DEAR EMPTY POCKETS: Your married boyfriend isn't using credit cards because he's afraid his wife will find evidence of his affair with you -- and you're paying the price for it in more ways than one.

Try this: Stop carrying cash and leave your credit cards at home. Or better yet, drop this cheap, two-timing Casanova and find a more generous guy -- who's also single.

DEAR ABBY: Last week I turned in a history paper at school. I procrastinated until the last minute and plagiarized someone else's work off the Internet. The odds are my teach will not find out about it. However, I have a feeling that I will eventually get caught, receive a failing grade, and it will go on my permanent school record.

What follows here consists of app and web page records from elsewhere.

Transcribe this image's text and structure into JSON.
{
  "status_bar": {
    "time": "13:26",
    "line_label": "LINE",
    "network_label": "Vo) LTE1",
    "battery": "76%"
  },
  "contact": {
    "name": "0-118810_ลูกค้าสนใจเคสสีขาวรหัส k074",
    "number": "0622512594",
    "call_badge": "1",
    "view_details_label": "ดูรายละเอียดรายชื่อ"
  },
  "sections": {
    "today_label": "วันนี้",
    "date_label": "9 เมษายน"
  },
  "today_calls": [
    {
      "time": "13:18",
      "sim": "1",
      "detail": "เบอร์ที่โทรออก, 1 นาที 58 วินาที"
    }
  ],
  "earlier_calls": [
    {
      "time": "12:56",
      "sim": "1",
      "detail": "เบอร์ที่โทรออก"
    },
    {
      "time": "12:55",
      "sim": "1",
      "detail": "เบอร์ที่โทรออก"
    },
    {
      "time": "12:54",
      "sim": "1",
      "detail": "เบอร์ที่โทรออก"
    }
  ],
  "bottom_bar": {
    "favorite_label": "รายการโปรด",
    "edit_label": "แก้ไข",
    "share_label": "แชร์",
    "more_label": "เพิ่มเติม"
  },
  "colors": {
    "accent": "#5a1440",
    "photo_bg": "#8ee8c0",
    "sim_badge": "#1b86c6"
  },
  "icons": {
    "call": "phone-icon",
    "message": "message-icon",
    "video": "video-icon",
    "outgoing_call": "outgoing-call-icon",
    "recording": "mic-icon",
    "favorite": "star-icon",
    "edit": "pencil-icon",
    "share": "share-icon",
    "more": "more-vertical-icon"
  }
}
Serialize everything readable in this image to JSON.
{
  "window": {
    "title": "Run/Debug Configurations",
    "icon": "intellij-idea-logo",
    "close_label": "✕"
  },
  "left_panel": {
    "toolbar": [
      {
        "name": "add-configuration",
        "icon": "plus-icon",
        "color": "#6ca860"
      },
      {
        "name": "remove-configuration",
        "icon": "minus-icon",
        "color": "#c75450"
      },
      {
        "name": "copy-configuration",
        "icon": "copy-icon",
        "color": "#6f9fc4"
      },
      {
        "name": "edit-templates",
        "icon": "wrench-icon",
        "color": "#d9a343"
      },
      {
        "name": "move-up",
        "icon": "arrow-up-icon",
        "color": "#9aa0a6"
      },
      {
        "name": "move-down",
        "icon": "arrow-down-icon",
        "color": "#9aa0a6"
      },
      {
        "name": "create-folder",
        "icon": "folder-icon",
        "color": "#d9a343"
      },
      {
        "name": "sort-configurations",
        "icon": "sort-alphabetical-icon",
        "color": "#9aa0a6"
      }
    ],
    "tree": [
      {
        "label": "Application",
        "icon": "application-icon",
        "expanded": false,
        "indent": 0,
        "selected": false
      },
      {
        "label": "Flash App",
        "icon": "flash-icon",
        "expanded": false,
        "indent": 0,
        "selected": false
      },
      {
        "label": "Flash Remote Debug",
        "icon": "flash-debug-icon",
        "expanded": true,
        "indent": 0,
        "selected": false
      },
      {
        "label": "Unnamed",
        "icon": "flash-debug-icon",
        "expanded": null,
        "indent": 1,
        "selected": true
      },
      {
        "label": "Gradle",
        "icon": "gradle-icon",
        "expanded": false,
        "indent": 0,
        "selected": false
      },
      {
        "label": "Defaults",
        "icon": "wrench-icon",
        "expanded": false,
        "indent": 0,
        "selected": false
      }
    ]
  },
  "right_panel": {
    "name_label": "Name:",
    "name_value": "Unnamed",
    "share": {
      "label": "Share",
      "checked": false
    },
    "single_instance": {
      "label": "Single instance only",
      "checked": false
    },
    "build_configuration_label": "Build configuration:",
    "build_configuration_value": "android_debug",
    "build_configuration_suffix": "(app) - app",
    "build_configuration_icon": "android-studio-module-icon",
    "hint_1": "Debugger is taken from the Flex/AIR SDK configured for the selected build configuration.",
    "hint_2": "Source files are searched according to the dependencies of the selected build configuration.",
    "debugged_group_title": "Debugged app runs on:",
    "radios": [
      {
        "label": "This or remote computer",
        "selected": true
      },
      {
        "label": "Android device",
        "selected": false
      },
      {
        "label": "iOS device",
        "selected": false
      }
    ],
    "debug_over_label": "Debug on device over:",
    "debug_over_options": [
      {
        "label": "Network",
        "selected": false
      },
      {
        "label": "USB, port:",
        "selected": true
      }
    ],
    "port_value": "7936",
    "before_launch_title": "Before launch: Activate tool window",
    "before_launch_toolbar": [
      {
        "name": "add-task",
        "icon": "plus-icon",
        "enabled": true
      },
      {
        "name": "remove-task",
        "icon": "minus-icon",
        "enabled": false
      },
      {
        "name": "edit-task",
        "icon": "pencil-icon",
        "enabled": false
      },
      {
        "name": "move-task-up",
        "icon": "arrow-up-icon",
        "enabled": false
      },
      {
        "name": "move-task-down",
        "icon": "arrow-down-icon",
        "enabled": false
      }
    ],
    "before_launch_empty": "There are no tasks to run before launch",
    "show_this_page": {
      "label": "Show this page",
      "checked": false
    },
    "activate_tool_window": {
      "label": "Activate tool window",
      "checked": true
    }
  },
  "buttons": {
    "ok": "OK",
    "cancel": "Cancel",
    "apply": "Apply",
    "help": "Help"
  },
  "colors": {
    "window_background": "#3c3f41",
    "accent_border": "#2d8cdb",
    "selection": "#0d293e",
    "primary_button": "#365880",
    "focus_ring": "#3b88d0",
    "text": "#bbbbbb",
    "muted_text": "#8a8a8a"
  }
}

The thought of being found out is ruining my sleep and my social life. Is there any way I can rid myself of this horrible feeling of guilt? -- COPYCAT ON CAMPUS

DEAR COPYCAT: Yes. Write another history paper and give it to the "teach" as soon as possible. Just say, "Sorry this is late. It's the paper I should have turned in." Then pray he or she is lenient and respects your desire to correct your lapse in judgment.

Hint: Make sure the paper is your very best effort.

For everything you need to know about wedding planning, order "How to Have a Lovely Wedding." Send a business-sized, self-addressed envelope, plus check or money order for $5 (U.S. funds only) to: Dear Abby -- Wedding Booklet, P.O. Box 447, Mount Morris, IL 61054-0447. (Postage is included in the price.)

4520 Main St., Kansas City, Mo. 64111; (816) 932-6600